Jharkhand’s rice bowl seeks water and security

Bahragora/Chakulia (Jharkhand), Nov 25 (Inditop.com) This small town in the middle of Jharkhand’s rice bowl, just 30 km from Lalgarh, the Maoist battleground in West Bengal, is thirsty for water, funds and an honest administration, as the state starts its five-phase assembly polls Wednesday.

Bahragora and Chakulia, the two blocks which make up one assembly constituency in Jharkhand’s East Singhbhum district, border West Bengal on one side and Orissa on the other.

The two together produce nearly 70 percent of the state’s rice and 50 percent of its washing soap bars, cheap varieties made locally.

While Chakulia with its 59 rice mills processes the grain, Bahragora supplies the paddy. However, the once verdant green blocks now sport a mottled shade of arid brown and yellow.

The area is the hunting ground of Maoists and politicians alike. While politicians are busy mobilising voters along caste lines, the Maoists — on the run from neighbouring Midnapore district in West Bengal — are on an overdrive to consolidate their base here.

Local rice millers and soap factory owners allege the Maoists extract protection money from them.

Voting in this constituency is scheduled for Dec 12.

Almost all the parties have promised to remove corruption, improve the law and order situation and agriculture, ensure power supply and create more employment and education opportunities and empower women in their manifestos.

The two blocks were Bharatiya Janata Party (BJP) strongholds for the last 10 years and a Communist bastion for 20 years before it. This time the Congress is trying to make inroads into the area, and insiders say they are part of Rahul Gandhi’s campaign roadmap.

Mamata Banerjee’s Trinamool Congress has also fielded a candidate. The Jharkhand Mukti Morcha (JMM) is also in the fray.

However, according to old-timers and party insiders — cutting across ideologies — the unwritten whip is that “the party that will shelter the Naxals (Maoists) and allow them free passage through the blocks to Orissa and West Bengal will win”.

The Maoists have “large support bases among the local residents”, admitted several political workers.

Chakulia, which is home to jailed Maoist leader Chatradhar Mahto’s brother, was “one of the safest hideouts of the Naxal leader”, a senior resident of Bahragora told Inditop.

“Water is the biggest problem here. Large tracts of Bahragora have been affected by drought. Rainfall over the last two years has been scanty. Thirty-six lift irrigation points along the Subarnarekha river have been lying defunct for the last 30 years. They were built during former prime minister Indira Gandhi’s tenure.

“We now depend on hand pumps which do not function because of erratic power. We do not need check dams that are being built under the multi-crore Subarnarekha multipurpose project. We want lift irrigation points restored.

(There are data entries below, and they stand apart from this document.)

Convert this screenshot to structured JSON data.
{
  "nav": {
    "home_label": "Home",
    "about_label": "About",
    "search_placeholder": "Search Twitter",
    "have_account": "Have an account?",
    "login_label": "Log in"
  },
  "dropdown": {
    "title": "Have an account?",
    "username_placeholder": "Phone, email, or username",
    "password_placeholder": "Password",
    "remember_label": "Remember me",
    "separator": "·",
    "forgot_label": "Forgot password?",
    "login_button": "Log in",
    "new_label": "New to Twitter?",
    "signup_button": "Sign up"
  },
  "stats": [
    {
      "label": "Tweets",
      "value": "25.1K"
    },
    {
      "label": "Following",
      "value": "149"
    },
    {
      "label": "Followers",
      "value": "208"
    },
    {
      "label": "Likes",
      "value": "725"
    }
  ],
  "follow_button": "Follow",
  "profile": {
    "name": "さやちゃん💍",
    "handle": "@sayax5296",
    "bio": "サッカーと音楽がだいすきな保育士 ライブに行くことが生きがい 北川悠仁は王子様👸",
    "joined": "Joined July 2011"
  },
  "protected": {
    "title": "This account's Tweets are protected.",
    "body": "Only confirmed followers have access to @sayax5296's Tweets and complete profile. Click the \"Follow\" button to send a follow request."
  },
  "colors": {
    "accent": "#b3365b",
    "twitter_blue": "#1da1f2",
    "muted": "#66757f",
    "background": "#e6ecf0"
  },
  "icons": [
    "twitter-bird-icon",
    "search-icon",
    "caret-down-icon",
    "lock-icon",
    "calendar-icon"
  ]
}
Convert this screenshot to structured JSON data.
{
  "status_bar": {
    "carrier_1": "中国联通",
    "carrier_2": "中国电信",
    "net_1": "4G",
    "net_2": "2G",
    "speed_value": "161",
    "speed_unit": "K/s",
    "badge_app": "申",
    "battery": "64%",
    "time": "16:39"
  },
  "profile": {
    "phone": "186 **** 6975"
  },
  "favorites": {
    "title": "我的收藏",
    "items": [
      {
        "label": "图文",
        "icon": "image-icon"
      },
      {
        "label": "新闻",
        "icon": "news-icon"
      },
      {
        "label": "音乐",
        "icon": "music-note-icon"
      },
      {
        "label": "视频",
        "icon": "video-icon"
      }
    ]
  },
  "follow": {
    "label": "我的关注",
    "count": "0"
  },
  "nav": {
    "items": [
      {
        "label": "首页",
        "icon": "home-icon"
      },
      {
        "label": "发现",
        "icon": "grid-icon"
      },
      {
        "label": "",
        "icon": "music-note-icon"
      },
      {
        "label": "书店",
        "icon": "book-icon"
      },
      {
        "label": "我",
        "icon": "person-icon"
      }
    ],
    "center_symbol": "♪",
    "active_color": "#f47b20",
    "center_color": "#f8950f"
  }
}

The fertile land along the Subarnarekha river is turning fallow,” Sridhar Kumar Panda, president of the block Kisan Cell, told IANS.

The clamour for irrigation water resonates across the block. “In 1999, the Central Groundwater Board had promised to dig tubewells across the two blocks — each with a capacity to irrigate 200 acres.

“A team from the centre visited the district and managed to dig only one tubewell in 10 years at Kalapatra in Chakulia,” Chittaranjan Ghosh, a local resident, told Inditop.

Add to this inefficiency the culture of cuts and kickbacks. “I wanted to dig a borewell on my 20-acre farm, but the Jharkhand State Electricity Board wanted Rs.50,000 to provide power connection,” farmer Jagapati Ghosh said.

“The block administration even wants money to issue death certificates,” he said, adding that bank loans are difficult to come by for farmers because “of lack of guarantors”.

“The rice trade is controlled by middlemen. Most of the farmers are very poor. Two months ago, the government set up an FCI (Food Corporation of India) godown at Bahragora, but the farmers cannot sell their grain directly,” said Panda.

“They have to wait for at least four days before they can sell — while the middlemen sell their stock faster. The touts buy grain at Rs.800 per quintal from the farmers and sell it at Rs.1,050, which is the standard government rate.

“Truckloads of seeds disappear every year without being accounted for. The middlemen work hand in glove with the police and block officials. We need a clean representative who can implement development and infrastructure projects to boost grain production and marketing.”

“The demography of the area is complex. Thirty-five percent of the population are Adivasis (tribals), 10 percent Mahtos and the remaining 55 percent from Bengal and Orisa,” Sandeep Ghosh, whose family has been staying in the area for 400 years, told IANS.